[Stored entries]

***

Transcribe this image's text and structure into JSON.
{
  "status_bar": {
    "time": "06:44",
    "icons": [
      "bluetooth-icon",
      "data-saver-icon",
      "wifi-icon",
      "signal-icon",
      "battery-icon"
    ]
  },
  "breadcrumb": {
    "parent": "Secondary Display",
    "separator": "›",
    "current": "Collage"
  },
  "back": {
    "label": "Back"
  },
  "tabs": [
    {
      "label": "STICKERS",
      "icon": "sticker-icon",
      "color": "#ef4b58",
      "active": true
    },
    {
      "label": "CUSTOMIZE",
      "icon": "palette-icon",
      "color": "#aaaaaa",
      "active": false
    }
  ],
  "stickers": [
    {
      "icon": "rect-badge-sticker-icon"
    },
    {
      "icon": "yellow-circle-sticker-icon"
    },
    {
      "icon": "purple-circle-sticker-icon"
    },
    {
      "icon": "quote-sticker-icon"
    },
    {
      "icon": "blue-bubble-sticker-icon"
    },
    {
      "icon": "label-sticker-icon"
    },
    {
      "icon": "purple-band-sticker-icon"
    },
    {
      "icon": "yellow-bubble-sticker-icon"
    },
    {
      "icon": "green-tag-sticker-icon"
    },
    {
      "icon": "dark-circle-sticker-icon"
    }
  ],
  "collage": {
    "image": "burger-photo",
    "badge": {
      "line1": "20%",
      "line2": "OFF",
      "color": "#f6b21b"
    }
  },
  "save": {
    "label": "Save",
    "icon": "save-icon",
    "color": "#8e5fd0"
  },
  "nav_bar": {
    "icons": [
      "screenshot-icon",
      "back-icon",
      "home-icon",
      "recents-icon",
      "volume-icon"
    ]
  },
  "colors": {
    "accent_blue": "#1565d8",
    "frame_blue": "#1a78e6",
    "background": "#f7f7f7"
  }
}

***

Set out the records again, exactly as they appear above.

WRITTEN RESPONSE:
Transcribe this image's text and structure into JSON.
{
  "status_bar": {
    "time": "06:44",
    "icons": [
      "bluetooth-icon",
      "data-saver-icon",
      "wifi-icon",
      "signal-icon",
      "battery-icon"
    ]
  },
  "breadcrumb": {
    "parent": "Secondary Display",
    "separator": "›",
    "current": "Collage"
  },
  "back": {
    "label": "Back"
  },
  "tabs": [
    {
      "label": "STICKERS",
      "icon": "sticker-icon",
      "color": "#ef4b58",
      "active": true
    },
    {
      "label": "CUSTOMIZE",
      "icon": "palette-icon",
      "color": "#aaaaaa",
      "active": false
    }
  ],
  "stickers": [
    {
      "icon": "rect-badge-sticker-icon"
    },
    {
      "icon": "yellow-circle-sticker-icon"
    },
    {
      "icon": "purple-circle-sticker-icon"
    },
    {
      "icon": "quote-sticker-icon"
    },
    {
      "icon": "blue-bubble-sticker-icon"
    },
    {
      "icon": "label-sticker-icon"
    },
    {
      "icon": "purple-band-sticker-icon"
    },
    {
      "icon": "yellow-bubble-sticker-icon"
    },
    {
      "icon": "green-tag-sticker-icon"
    },
    {
      "icon": "dark-circle-sticker-icon"
    }
  ],
  "collage": {
    "image": "burger-photo",
    "badge": {
      "line1": "20%",
      "line2": "OFF",
      "color": "#f6b21b"
    }
  },
  "save": {
    "label": "Save",
    "icon": "save-icon",
    "color": "#8e5fd0"
  },
  "nav_bar": {
    "icons": [
      "screenshot-icon",
      "back-icon",
      "home-icon",
      "recents-icon",
      "volume-icon"
    ]
  },
  "colors": {
    "accent_blue": "#1565d8",
    "frame_blue": "#1a78e6",
    "background": "#f7f7f7"
  }
}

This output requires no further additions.